### [Task item]
Those lines of the records that contain "desc" are to be located and copied.

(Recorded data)
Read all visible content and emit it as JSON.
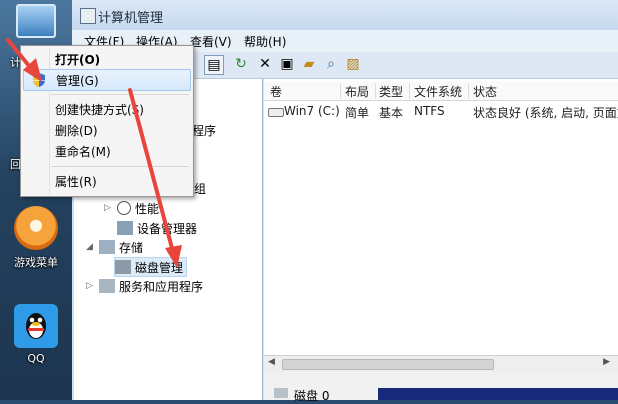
{
  "desktop": {
    "icons": [
      {
        "label": "游戏菜单",
        "icon": "game-menu-icon"
      },
      {
        "label": "QQ",
        "icon": "qq-penguin-icon"
      }
    ],
    "partial_labels": [
      "计",
      "回"
    ]
  },
  "window": {
    "title": "计算机管理",
    "menu": [
      "文件(F)",
      "操作(A)",
      "查看(V)",
      "帮助(H)"
    ]
  },
  "tree": {
    "items": [
      {
        "label": "程序"
      },
      {
        "label": "组"
      },
      {
        "label": "性能"
      },
      {
        "label": "设备管理器"
      },
      {
        "label": "存储"
      },
      {
        "label": "磁盘管理"
      },
      {
        "label": "服务和应用程序"
      }
    ]
  },
  "list": {
    "columns": [
      "卷",
      "布局",
      "类型",
      "文件系统",
      "状态"
    ],
    "rows": [
      {
        "volume": "Win7 (C:)",
        "layout": "简单",
        "type": "基本",
        "fs": "NTFS",
        "status": "状态良好 (系统, 启动, 页面文"
      }
    ],
    "bottom_label": "磁盘 0"
  },
  "context_menu": {
    "items": [
      "打开(O)",
      "管理(G)",
      "创建快捷方式(S)",
      "删除(D)",
      "重命名(M)",
      "属性(R)"
    ],
    "highlighted": "管理(G)"
  },
  "colors": {
    "annotation_arrow": "#e8453c",
    "selection": "#d6e8fb",
    "desktop": "#2a4a6e"
  }
}
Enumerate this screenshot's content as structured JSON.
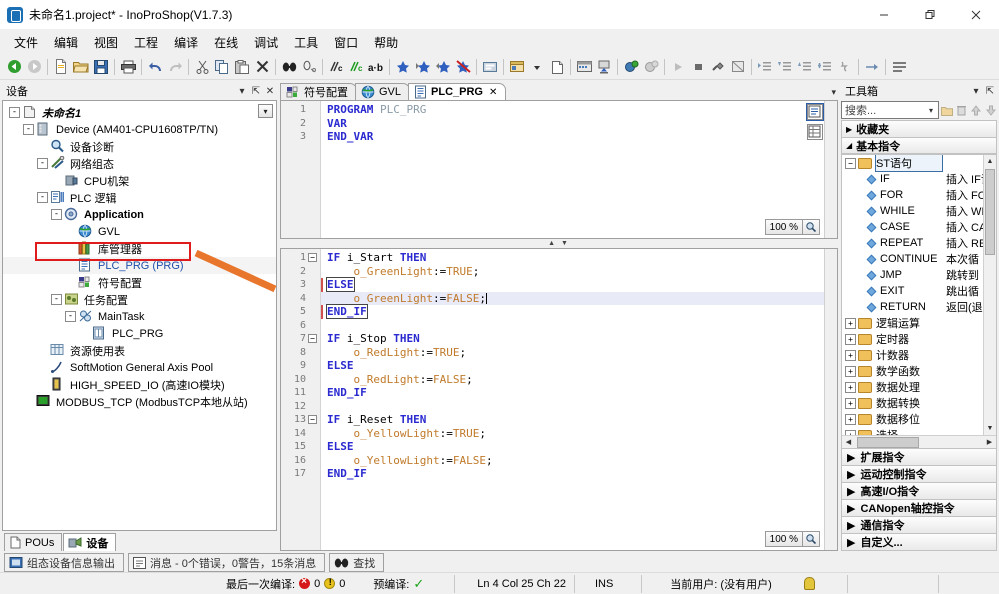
{
  "window": {
    "title": "未命名1.project* - InoProShop(V1.7.3)",
    "minimize_label": "—",
    "maximize_label": "❐",
    "close_label": "✕"
  },
  "menubar": {
    "items": [
      {
        "label": "文件"
      },
      {
        "label": "编辑"
      },
      {
        "label": "视图"
      },
      {
        "label": "工程"
      },
      {
        "label": "编译"
      },
      {
        "label": "在线"
      },
      {
        "label": "调试"
      },
      {
        "label": "工具"
      },
      {
        "label": "窗口"
      },
      {
        "label": "帮助"
      }
    ]
  },
  "toolbar": {
    "items": [
      {
        "name": "back-icon"
      },
      {
        "name": "forward-icon"
      },
      {
        "name": "sep"
      },
      {
        "name": "new-file-icon"
      },
      {
        "name": "open-folder-icon"
      },
      {
        "name": "save-icon"
      },
      {
        "name": "sep"
      },
      {
        "name": "print-icon"
      },
      {
        "name": "sep"
      },
      {
        "name": "undo-icon"
      },
      {
        "name": "redo-icon"
      },
      {
        "name": "sep"
      },
      {
        "name": "cut-icon"
      },
      {
        "name": "copy-icon"
      },
      {
        "name": "paste-icon"
      },
      {
        "name": "delete-icon"
      },
      {
        "name": "sep"
      },
      {
        "name": "find-icon"
      },
      {
        "name": "replace-icon"
      },
      {
        "name": "sep"
      },
      {
        "name": "comment-icon"
      },
      {
        "name": "uncomment-icon"
      },
      {
        "name": "toggle-case-icon"
      },
      {
        "name": "sep"
      },
      {
        "name": "bookmark-add-icon"
      },
      {
        "name": "bookmark-next-icon"
      },
      {
        "name": "bookmark-prev-icon"
      },
      {
        "name": "bookmark-clear-icon"
      },
      {
        "name": "sep"
      },
      {
        "name": "build-icon"
      },
      {
        "name": "sep"
      },
      {
        "name": "login-icon"
      },
      {
        "name": "login-dropdown-icon"
      },
      {
        "name": "logout-icon"
      },
      {
        "name": "sep"
      },
      {
        "name": "download-icon"
      },
      {
        "name": "online-change-icon"
      },
      {
        "name": "sep"
      },
      {
        "name": "start-debug-icon"
      },
      {
        "name": "stop-debug-icon"
      },
      {
        "name": "sep"
      },
      {
        "name": "run-icon"
      },
      {
        "name": "stop-icon"
      },
      {
        "name": "reset-icon"
      },
      {
        "name": "single-cycle-icon"
      },
      {
        "name": "sep"
      },
      {
        "name": "step-over-icon"
      },
      {
        "name": "step-into-icon"
      },
      {
        "name": "step-out-icon"
      },
      {
        "name": "step-to-icon"
      },
      {
        "name": "breakpoint-icon"
      },
      {
        "name": "sep"
      },
      {
        "name": "next-statement-icon"
      },
      {
        "name": "sep"
      },
      {
        "name": "write-values-icon"
      }
    ]
  },
  "devices_panel": {
    "title": "设备",
    "buttons": {
      "dropdown": "▾",
      "pin": "⇱",
      "close": "✕"
    },
    "filter_dropdown": "▾",
    "tree": [
      {
        "indent": 0,
        "expander": "-",
        "icon": "project-icon",
        "label": "未命名1",
        "style": "bold-italic"
      },
      {
        "indent": 1,
        "expander": "-",
        "icon": "device-icon",
        "label": "Device (AM401-CPU1608TP/TN)",
        "style": "normal"
      },
      {
        "indent": 2,
        "expander": "",
        "icon": "diagnosis-icon",
        "label": "设备诊断",
        "style": "normal"
      },
      {
        "indent": 2,
        "expander": "-",
        "icon": "network-icon",
        "label": "网络组态",
        "style": "normal"
      },
      {
        "indent": 3,
        "expander": "",
        "icon": "cpu-rack-icon",
        "label": "CPU机架",
        "style": "normal"
      },
      {
        "indent": 2,
        "expander": "-",
        "icon": "plc-logic-icon",
        "label": "PLC 逻辑",
        "style": "normal"
      },
      {
        "indent": 3,
        "expander": "-",
        "icon": "application-icon",
        "label": "Application",
        "style": "bold"
      },
      {
        "indent": 4,
        "expander": "",
        "icon": "gvl-icon",
        "label": "GVL",
        "style": "normal"
      },
      {
        "indent": 4,
        "expander": "",
        "icon": "library-icon",
        "label": "库管理器",
        "style": "normal"
      },
      {
        "indent": 4,
        "expander": "",
        "icon": "prg-icon",
        "label": "PLC_PRG (PRG)",
        "style": "blue",
        "highlight": true
      },
      {
        "indent": 4,
        "expander": "",
        "icon": "symbol-config-icon",
        "label": "符号配置",
        "style": "normal"
      },
      {
        "indent": 3,
        "expander": "-",
        "icon": "task-config-icon",
        "label": "任务配置",
        "style": "normal"
      },
      {
        "indent": 4,
        "expander": "-",
        "icon": "task-icon",
        "label": "MainTask",
        "style": "normal"
      },
      {
        "indent": 5,
        "expander": "",
        "icon": "prg-ref-icon",
        "label": "PLC_PRG",
        "style": "normal"
      },
      {
        "indent": 2,
        "expander": "",
        "icon": "resource-icon",
        "label": "资源使用表",
        "style": "normal"
      },
      {
        "indent": 2,
        "expander": "",
        "icon": "axis-pool-icon",
        "label": "SoftMotion General Axis Pool",
        "style": "normal"
      },
      {
        "indent": 2,
        "expander": "",
        "icon": "hsio-icon",
        "label": "HIGH_SPEED_IO (高速IO模块)",
        "style": "normal"
      },
      {
        "indent": 1,
        "expander": "",
        "icon": "modbus-icon",
        "label": "MODBUS_TCP (ModbusTCP本地从站)",
        "style": "normal"
      }
    ],
    "tabs": [
      {
        "label": "POUs",
        "icon": "pous-icon",
        "active": false
      },
      {
        "label": "设备",
        "icon": "devices-icon",
        "active": true
      }
    ]
  },
  "editor": {
    "tabs": [
      {
        "label": "符号配置",
        "icon": "symbol-config-icon",
        "active": false,
        "closable": false
      },
      {
        "label": "GVL",
        "icon": "gvl-icon",
        "active": false,
        "closable": false
      },
      {
        "label": "PLC_PRG",
        "icon": "prg-icon",
        "active": true,
        "closable": true,
        "close_label": "✕"
      }
    ],
    "tab_menu_icon": "▾",
    "declaration": {
      "zoom": "100 %",
      "zoom_icon": "zoom-icon",
      "lines": [
        {
          "n": "1",
          "fold": "",
          "tokens": [
            {
              "t": "PROGRAM",
              "c": "kw"
            },
            {
              "t": " ",
              "c": "plain"
            },
            {
              "t": "PLC_PRG",
              "c": "id"
            }
          ]
        },
        {
          "n": "2",
          "fold": "",
          "tokens": [
            {
              "t": "VAR",
              "c": "kw"
            }
          ]
        },
        {
          "n": "3",
          "fold": "",
          "tokens": [
            {
              "t": "END_VAR",
              "c": "kw"
            }
          ]
        }
      ]
    },
    "implementation": {
      "zoom": "100 %",
      "zoom_icon": "zoom-icon",
      "current_line": 4,
      "lines": [
        {
          "n": "1",
          "fold": "-",
          "indent": 0,
          "tokens": [
            {
              "t": "IF",
              "c": "kw"
            },
            {
              "t": " ",
              "c": "plain"
            },
            {
              "t": "i_Start",
              "c": "plain"
            },
            {
              "t": " ",
              "c": "plain"
            },
            {
              "t": "THEN",
              "c": "kw"
            }
          ]
        },
        {
          "n": "2",
          "fold": "",
          "indent": 1,
          "tokens": [
            {
              "t": "o_GreenLight",
              "c": "ident"
            },
            {
              "t": ":=",
              "c": "plain"
            },
            {
              "t": "TRUE",
              "c": "lit"
            },
            {
              "t": ";",
              "c": "plain"
            }
          ]
        },
        {
          "n": "3",
          "fold": "",
          "indent": 0,
          "tokens": [
            {
              "t": "ELSE",
              "c": "kwbox"
            }
          ]
        },
        {
          "n": "4",
          "fold": "",
          "indent": 1,
          "tokens": [
            {
              "t": "o_GreenLight",
              "c": "ident"
            },
            {
              "t": ":=",
              "c": "plain"
            },
            {
              "t": "FALSE",
              "c": "lit"
            },
            {
              "t": ";",
              "c": "plain"
            }
          ]
        },
        {
          "n": "5",
          "fold": "",
          "indent": 0,
          "tokens": [
            {
              "t": "END_IF",
              "c": "kwbox"
            }
          ]
        },
        {
          "n": "6",
          "fold": "",
          "indent": 0,
          "tokens": []
        },
        {
          "n": "7",
          "fold": "-",
          "indent": 0,
          "tokens": [
            {
              "t": "IF",
              "c": "kw"
            },
            {
              "t": " ",
              "c": "plain"
            },
            {
              "t": "i_Stop",
              "c": "plain"
            },
            {
              "t": " ",
              "c": "plain"
            },
            {
              "t": "THEN",
              "c": "kw"
            }
          ]
        },
        {
          "n": "8",
          "fold": "",
          "indent": 1,
          "tokens": [
            {
              "t": "o_RedLight",
              "c": "ident"
            },
            {
              "t": ":=",
              "c": "plain"
            },
            {
              "t": "TRUE",
              "c": "lit"
            },
            {
              "t": ";",
              "c": "plain"
            }
          ]
        },
        {
          "n": "9",
          "fold": "",
          "indent": 0,
          "tokens": [
            {
              "t": "ELSE",
              "c": "kw"
            }
          ]
        },
        {
          "n": "10",
          "fold": "",
          "indent": 1,
          "tokens": [
            {
              "t": "o_RedLight",
              "c": "ident"
            },
            {
              "t": ":=",
              "c": "plain"
            },
            {
              "t": "FALSE",
              "c": "lit"
            },
            {
              "t": ";",
              "c": "plain"
            }
          ]
        },
        {
          "n": "11",
          "fold": "",
          "indent": 0,
          "tokens": [
            {
              "t": "END_IF",
              "c": "kw"
            }
          ]
        },
        {
          "n": "12",
          "fold": "",
          "indent": 0,
          "tokens": []
        },
        {
          "n": "13",
          "fold": "-",
          "indent": 0,
          "tokens": [
            {
              "t": "IF",
              "c": "kw"
            },
            {
              "t": " ",
              "c": "plain"
            },
            {
              "t": "i_Reset",
              "c": "plain"
            },
            {
              "t": " ",
              "c": "plain"
            },
            {
              "t": "THEN",
              "c": "kw"
            }
          ]
        },
        {
          "n": "14",
          "fold": "",
          "indent": 1,
          "tokens": [
            {
              "t": "o_YellowLight",
              "c": "ident"
            },
            {
              "t": ":=",
              "c": "plain"
            },
            {
              "t": "TRUE",
              "c": "lit"
            },
            {
              "t": ";",
              "c": "plain"
            }
          ]
        },
        {
          "n": "15",
          "fold": "",
          "indent": 0,
          "tokens": [
            {
              "t": "ELSE",
              "c": "kw"
            }
          ]
        },
        {
          "n": "16",
          "fold": "",
          "indent": 1,
          "tokens": [
            {
              "t": "o_YellowLight",
              "c": "ident"
            },
            {
              "t": ":=",
              "c": "plain"
            },
            {
              "t": "FALSE",
              "c": "lit"
            },
            {
              "t": ";",
              "c": "plain"
            }
          ]
        },
        {
          "n": "17",
          "fold": "",
          "indent": 0,
          "tokens": [
            {
              "t": "END_IF",
              "c": "kw"
            }
          ]
        }
      ]
    }
  },
  "toolbox": {
    "title": "工具箱",
    "buttons": {
      "dropdown": "▾",
      "pin": "⇱"
    },
    "search_placeholder": "搜索...",
    "search_value": "",
    "search_dropdown": "▾",
    "tool_icons": [
      "new-folder-icon",
      "delete-item-icon",
      "move-up-icon",
      "move-down-icon"
    ],
    "sections": [
      {
        "label": "收藏夹",
        "expanded": false,
        "marker": "▶"
      },
      {
        "label": "基本指令",
        "expanded": true,
        "marker": "◢"
      }
    ],
    "tree": {
      "root": {
        "label": "ST语句",
        "expander": "-",
        "selected": true
      },
      "items": [
        {
          "name": "IF",
          "desc": "插入 IF语"
        },
        {
          "name": "FOR",
          "desc": "插入 FO"
        },
        {
          "name": "WHILE",
          "desc": "插入 WH"
        },
        {
          "name": "CASE",
          "desc": "插入 CA"
        },
        {
          "name": "REPEAT",
          "desc": "插入 RE"
        },
        {
          "name": "CONTINUE",
          "desc": "本次循"
        },
        {
          "name": "JMP",
          "desc": "跳转到"
        },
        {
          "name": "EXIT",
          "desc": "跳出循"
        },
        {
          "name": "RETURN",
          "desc": "返回(退"
        }
      ],
      "folders": [
        {
          "label": "逻辑运算",
          "expander": "+"
        },
        {
          "label": "定时器",
          "expander": "+"
        },
        {
          "label": "计数器",
          "expander": "+"
        },
        {
          "label": "数学函数",
          "expander": "+"
        },
        {
          "label": "数据处理",
          "expander": "+"
        },
        {
          "label": "数据转换",
          "expander": "+"
        },
        {
          "label": "数据移位",
          "expander": "+"
        },
        {
          "label": "选择",
          "expander": "+"
        }
      ]
    },
    "bottom_sections": [
      {
        "label": "扩展指令",
        "marker": "▶"
      },
      {
        "label": "运动控制指令",
        "marker": "▶"
      },
      {
        "label": "高速I/O指令",
        "marker": "▶"
      },
      {
        "label": "CANopen轴控指令",
        "marker": "▶"
      },
      {
        "label": "通信指令",
        "marker": "▶"
      },
      {
        "label": "自定义...",
        "marker": "▶"
      }
    ]
  },
  "message_tabs": [
    {
      "label": "组态设备信息输出",
      "icon": "device-info-icon",
      "active": false
    },
    {
      "label": "消息 - 0个错误，0警告，15条消息",
      "icon": "messages-icon",
      "active": false
    },
    {
      "label": "查找",
      "icon": "find-icon",
      "active": false
    }
  ],
  "statusbar": {
    "last_build_label": "最后一次编译:",
    "error_count": "0",
    "warning_count": "0",
    "precompile_label": "预编译:",
    "precompile_state": "✓",
    "cursor": "Ln 4   Col 25   Ch 22",
    "insert_mode": "INS",
    "current_user": "当前用户: (没有用户)",
    "user_icon": "bulb-icon"
  },
  "colors": {
    "accent_blue": "#1f4fa8",
    "highlight_red": "#e01b1b",
    "arrow_orange": "#e8762c",
    "keyword": "#2a2ad0",
    "literal": "#c07a2a",
    "error_red": "#d61a1a",
    "warning_yellow": "#e8c21a",
    "ok_green": "#19a319"
  }
}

### [Answer]
          "desc": "插入 IF语"
          "desc": "插入 FO"
          "desc": "插入 WH"
          "desc": "插入 CA"
          "desc": "插入 RE"
          "desc": "本次循"
          "desc": "跳转到"
          "desc": "跳出循"
          "desc": "返回(退"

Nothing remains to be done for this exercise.